Lost – ‘One of Them’

Lost logoSorry this post is a little late – but Lost has a one-week layoff ahead (next new ep is Weds March 1st) so I figured I could dilly-dally. (…and it is with the use of the word dilly-dally, that any hope I would ever be renamed Testosterone Prime was lost forever.)

Anyway, the Olympics have thrown a wrench in the typical February Sweeps month. Sweeps months, for you non-industry types, are the key months in the year that the networks use to set advertising rates. Essentially, the ratings in those months are used to forecast future audience levels. November, February and May are the Big Three. During those months, networks usually avoid reruns and air their A-caliber eps, special events, and guest-star stints in a bid to draw our peepers.

With the Olympics airing on NBC, the other nets played a little loose with sweeps, realizing that despite the dwindling popularity of televised Olympics – it is still enough of a draw to sap some viewership away from their programs. With Women’s Figure Skating airing next week – always the capper to the games and a bonafide ratings draw – Lost has taken the week off.

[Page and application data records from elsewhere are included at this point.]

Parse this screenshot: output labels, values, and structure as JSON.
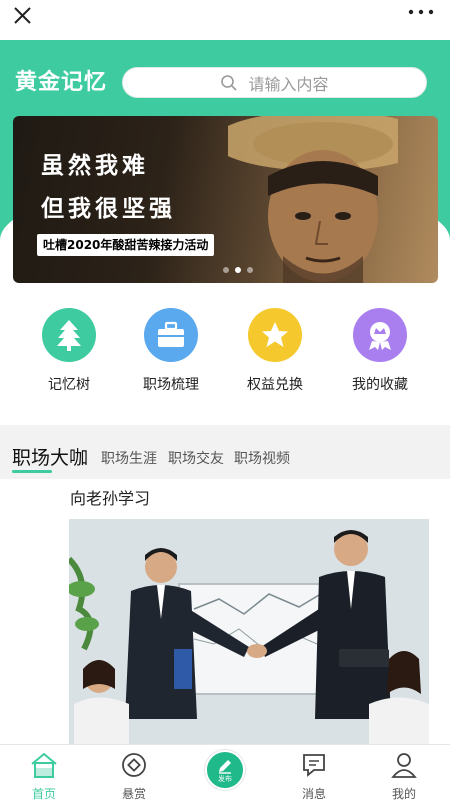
{
  "app": {
    "brand": "黄金记忆",
    "search_placeholder": "请输入内容"
  },
  "banner": {
    "line1": "虽然我难",
    "line2": "但我很坚强",
    "tag": "吐槽2020年酸甜苦辣接力活动",
    "dots_total": 3,
    "dots_active": 1
  },
  "quick_actions": [
    {
      "label": "记忆树",
      "icon": "tree-icon",
      "color": "#3ecba0"
    },
    {
      "label": "职场梳理",
      "icon": "briefcase-icon",
      "color": "#5aa8ee"
    },
    {
      "label": "权益兑换",
      "icon": "star-icon",
      "color": "#f5c92d"
    },
    {
      "label": "我的收藏",
      "icon": "ribbon-badge-icon",
      "color": "#a97ff0"
    }
  ],
  "tabs": [
    {
      "label": "职场大咖",
      "active": true
    },
    {
      "label": "职场生涯",
      "active": false
    },
    {
      "label": "职场交友",
      "active": false
    },
    {
      "label": "职场视频",
      "active": false
    }
  ],
  "article": {
    "title": "向老孙学习"
  },
  "tabbar": {
    "items": [
      {
        "label": "首页",
        "icon": "home-icon",
        "active": true
      },
      {
        "label": "悬赏",
        "icon": "target-icon",
        "active": false
      },
      {
        "label": "发布",
        "icon": "pencil-icon",
        "active": false
      },
      {
        "label": "消息",
        "icon": "message-icon",
        "active": false
      },
      {
        "label": "我的",
        "icon": "user-icon",
        "active": false
      }
    ]
  },
  "colors": {
    "accent": "#3ecba0",
    "publish_bg": "#1fb98a"
  }
}
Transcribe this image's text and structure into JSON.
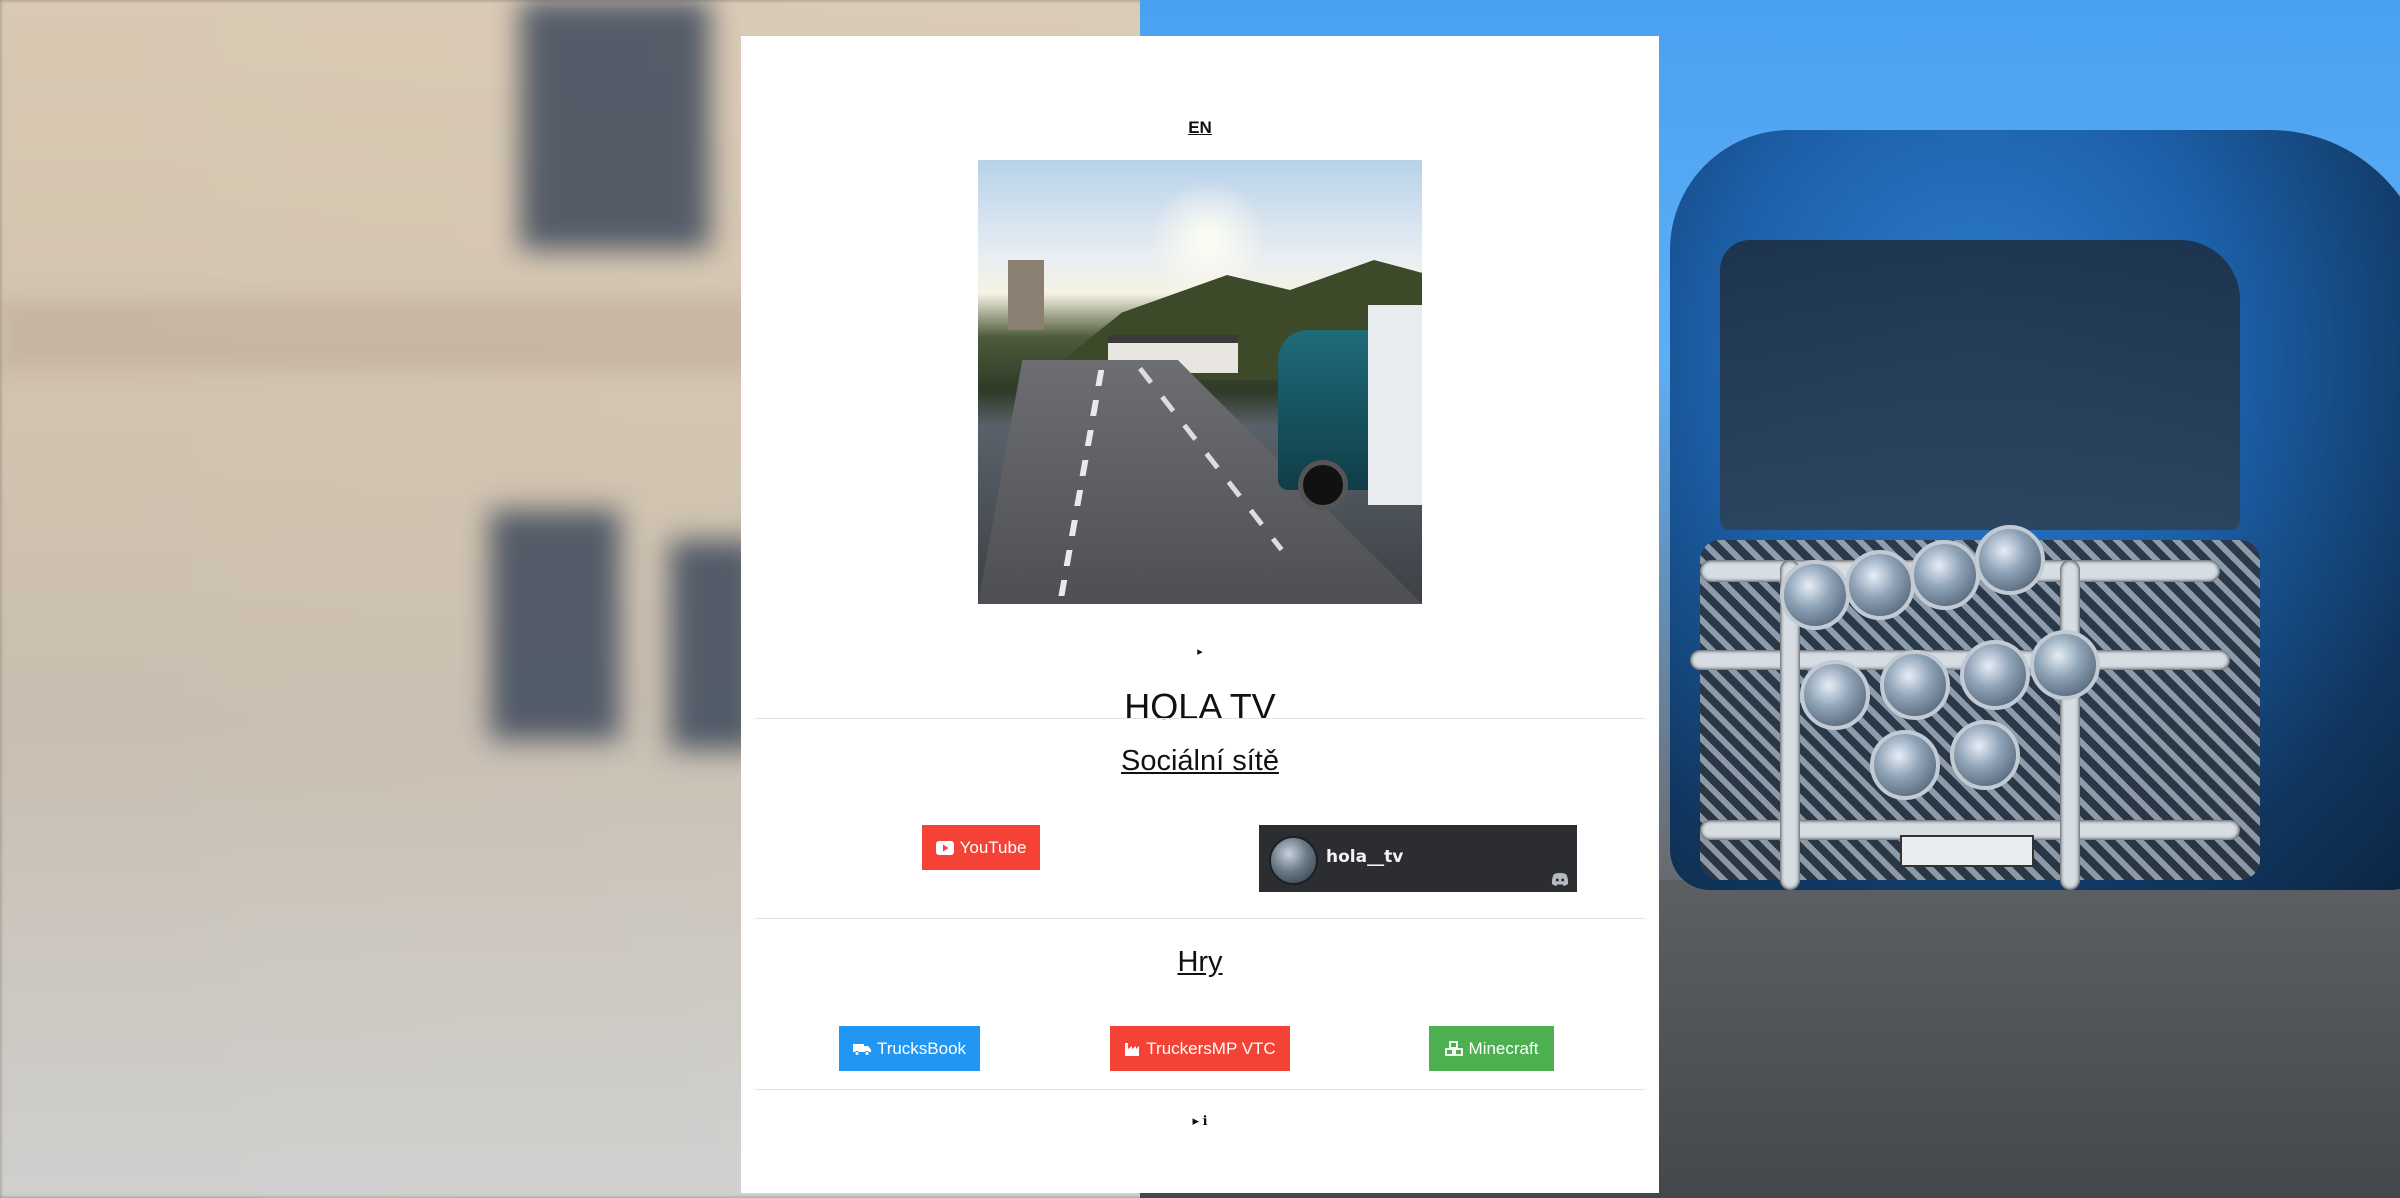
{
  "language_toggle": "EN",
  "media": {
    "play_marker": "▸"
  },
  "channel": {
    "name": "HOLA TV"
  },
  "social": {
    "heading": "Sociální sítě",
    "youtube_label": "YouTube",
    "discord": {
      "username": "hola__tv"
    }
  },
  "games": {
    "heading": "Hry",
    "trucksbook_label": "TrucksBook",
    "truckersmp_label": "TruckersMP VTC",
    "minecraft_label": "Minecraft"
  },
  "footer": {
    "info_toggle": "▸ ℹ"
  },
  "colors": {
    "youtube_red": "#f44336",
    "trucksbook_blue": "#2196f3",
    "minecraft_green": "#4caf50",
    "discord_dark": "#2b2d31"
  },
  "icons": {
    "youtube": "youtube-icon",
    "trucksbook": "truck-icon",
    "truckersmp": "industry-icon",
    "minecraft": "cubes-icon",
    "discord": "discord-icon"
  }
}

I’ve read on some boards that people have been complaining about Lost‘s schedule this season. We get 2 – 3 new eps and then a series of repeats (the longest being a 5 week layoff.) That’s just par for the course when networks run a standard 22-ep series from September to May. There are only so many eps to fill in that long stretch of time. I think that Fox has it right. In following cable’s lead of running series straight through for shorter micro-seasons, Fox has been saving 24 until January where it then runs uninterrupted through May.

That approach seems to work best. You end up waiting a little longer for your fave to appear – but when it does – it’s off to the races. We’ll see if others nets follow suit.

All right. Onto this week’s Lost.

1. This week focused on Sayid. In flashback we learned where our fave Iraqi Republican Guard torturer first learned and plied his trade. Set in the first Gulf War, Sayid was approached by a shadowy CIA operative (played with gruff malice by the always creepy Clancy Brown) to extract some intel from his captive former commanding officer. Sayid’s trepidation and subsequent immersion into this grim business was well acted – and from a filmmaking standpoint – the cut from the torture chamber, just before the mayhem erupted, to Sayid exiting the room completely drained, (with a crimson hand the telltale sign to the levels he had sunk), was expertly crafted. That one shot of Sayid’s hand – trailing blood over his ‘tool box’ – was truly chilling.

2. Sayid’s flashback acts as backdrop to the present day capture and interrogation of a suspected ‘other’. The guy tells a fairly convincing tale. He and his wife were on a global balloon trip – headed toward Australia – when they were blown off course and crashed on the island. Eventually, the guy’s wife died, leaving him alone on the island. A fairly convincing tale until you realize that he says his name is Henry Gale. And then you recall that Dorothy Gale had an Uncle Henry – who in the land of Oz (a nickname for Australia) helped lead Dorothy back to the real world in a hot air balloon. The Iraqi born Sayid may not have studied Baum in grade school – but he has been educated in spotting a rat – and through his brutal beating of Mr. Gale we are left with one final shot where Gale – with bloodied, broken face – stares menacingly at Sayid. Another chilling shot. Yes, Gale is indeed ‘one of them’.

3. Bringing us to the third chilling moment. The counter finally hits zero – albeit momentarily. With Jack restraining Locke – in order to extract the code to the armory in a bid to end Sayid’s inerrogation – the countdown comes very close to the end. As Locke struggles to enter the numbers, the counter hits zero. At that moment, the black and white numbers start flipping to strange hyroglyphics (I spotted a raven, an arrow and a few others). What was once black and white is now black and red. At the same time, the soundtrack reveals something powering up. What is this infernal machine? Locke does eventually enter the numbers before the sequence completes – and all resets. Some may look at it as a cheat – but personally I like receiving these bits of information handed out piecemeal. It all adds to the great tapestry. I’m in no rush to know everything that’s going on – usually the pleasure is in the journey – in trying to piece together the puzzle. That brief sequence was thrilling and just opened up a whole series of new ideas in my head. Keep it coming.

4. Coming Up: The next episode is titled ‘Maternity Leave’ and focuses on Claire’s kidnapping. On IMDB, William Mapother (Ethan) is listed in the cast – no boubt in Claire’s flashback. Also on the cast list are M.C. Gainey (i.e. Mr. Friendly, the leader of the ‘Others’). I also read that the guy hired to play Henry Gale has been cast for 6 episodes – so there is something to that guy.

Comments now closed (2)

  • How about another connection between the passengers with Kate’s father being the soldier with the picture on the transport?

  • And in a nice bit of synergy – in the episode ‘What Kate Did’ – Sayid can be seen on a television monitor in the background of the Army Recruiting station that Kate goes to, to meet with her Dad.